Eye exams by optometrists are critically important to eye health. These exams allow eye care professionals to detect and treat eye problems at an early stage, which can help prevent vision loss and maintain good vision in the long term.
Even if you don't have any apparent vision problems, it's important to have an eye exam by an optometrist every year or two, depending on your eye care professional's recommendations. This can help detect eye problems that are not yet causing symptoms, such as cataracts or glaucoma.
Eye examinations by optometrists include a series of tests to assess vision, eye function, eye health, and overall health. These tests may include near and distance vision tests, contrast and color tests, tests to measure intraocular pressure, and retinal examinations.
The results of these tests can help optometrists diagnose eye problems and recommend appropriate treatment. This may include corrective lenses, medication, sunglasses, reading glasses, contact lenses, or, in some cases, surgery.
In addition to detecting eye problems, eye exams by optometrists can also help assess a person's overall health. This is because the eyes are a window to the body, and some eye problems can be a sign of an underlying disease, such as diabetes or high blood pressure.
Overall, eye exams by optometrists are an important part of maintaining eye health. By having these exams regularly, you can help prevent vision loss and maintain good vision over the long term.
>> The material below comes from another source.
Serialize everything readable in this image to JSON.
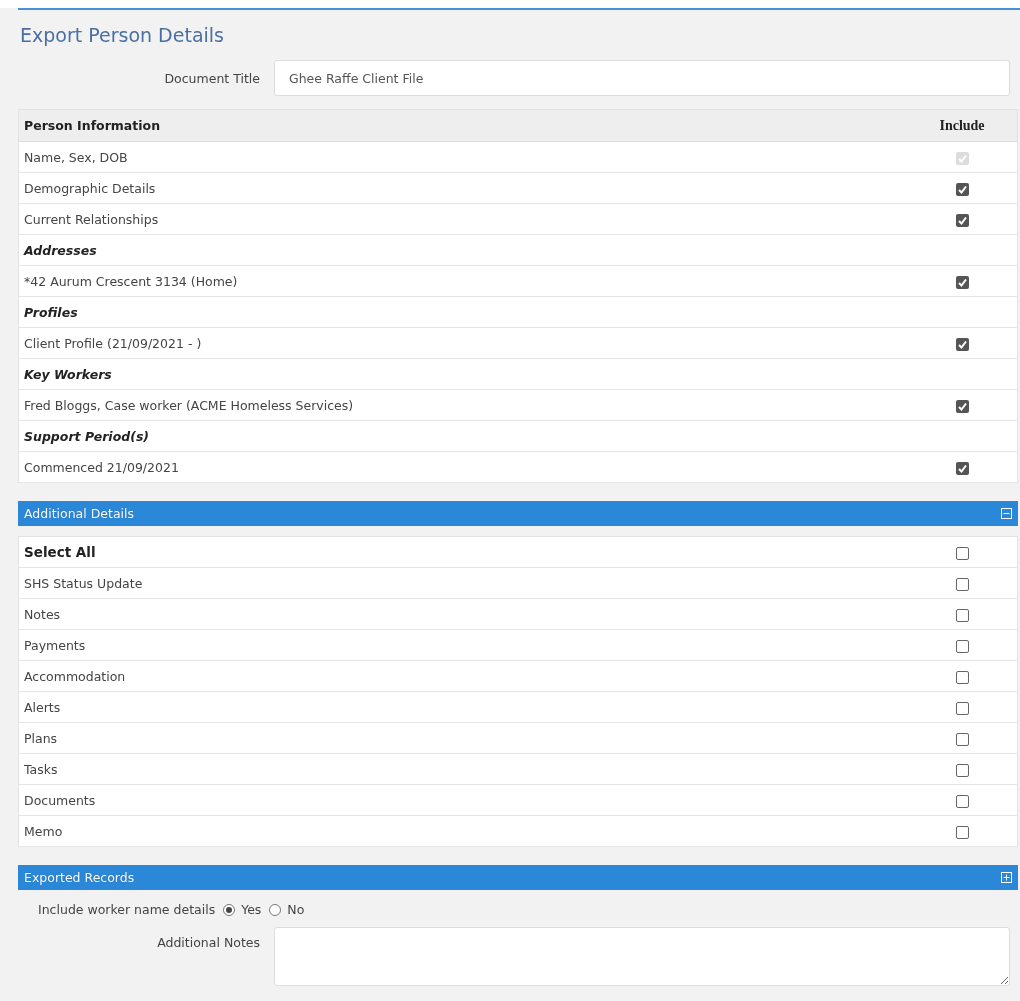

The recommended frequency of eye exams depends on your age, eye history and overall health. In general, the following are general guidelines for eye exam frequency based on age and history:
Children (0-18 years): It is recommended that a child with no apparent problems have their vision examined according to the following schedule:
Around the age of 6 months (in case of suspicion or concern)
Around the age of 3 years
Before starting school (4-5 years)
Every year, from 6 to 18 years old
Adults (19-39 years): it is recommended that you see an optometrist every two years if you have no known eye problems. If you have a family history of eye problems, previous eye problems, or work in an environment that may be harmful to the eyes, it is recommended that you see an optometrist every year.
Adults (40 years of age and older): It is recommended that you see an optometrist every year because of the increased risk of developing eye problems as you age. If you have a family history of eye problems, previous eye problems, or are taking medications that may affect your vision, it is recommended that you see an optometrist more frequently, as recommended by your eye care professional.
It is important to discuss your follow-up plan with your optometrist at your next appointment to determine the ideal frequency for you.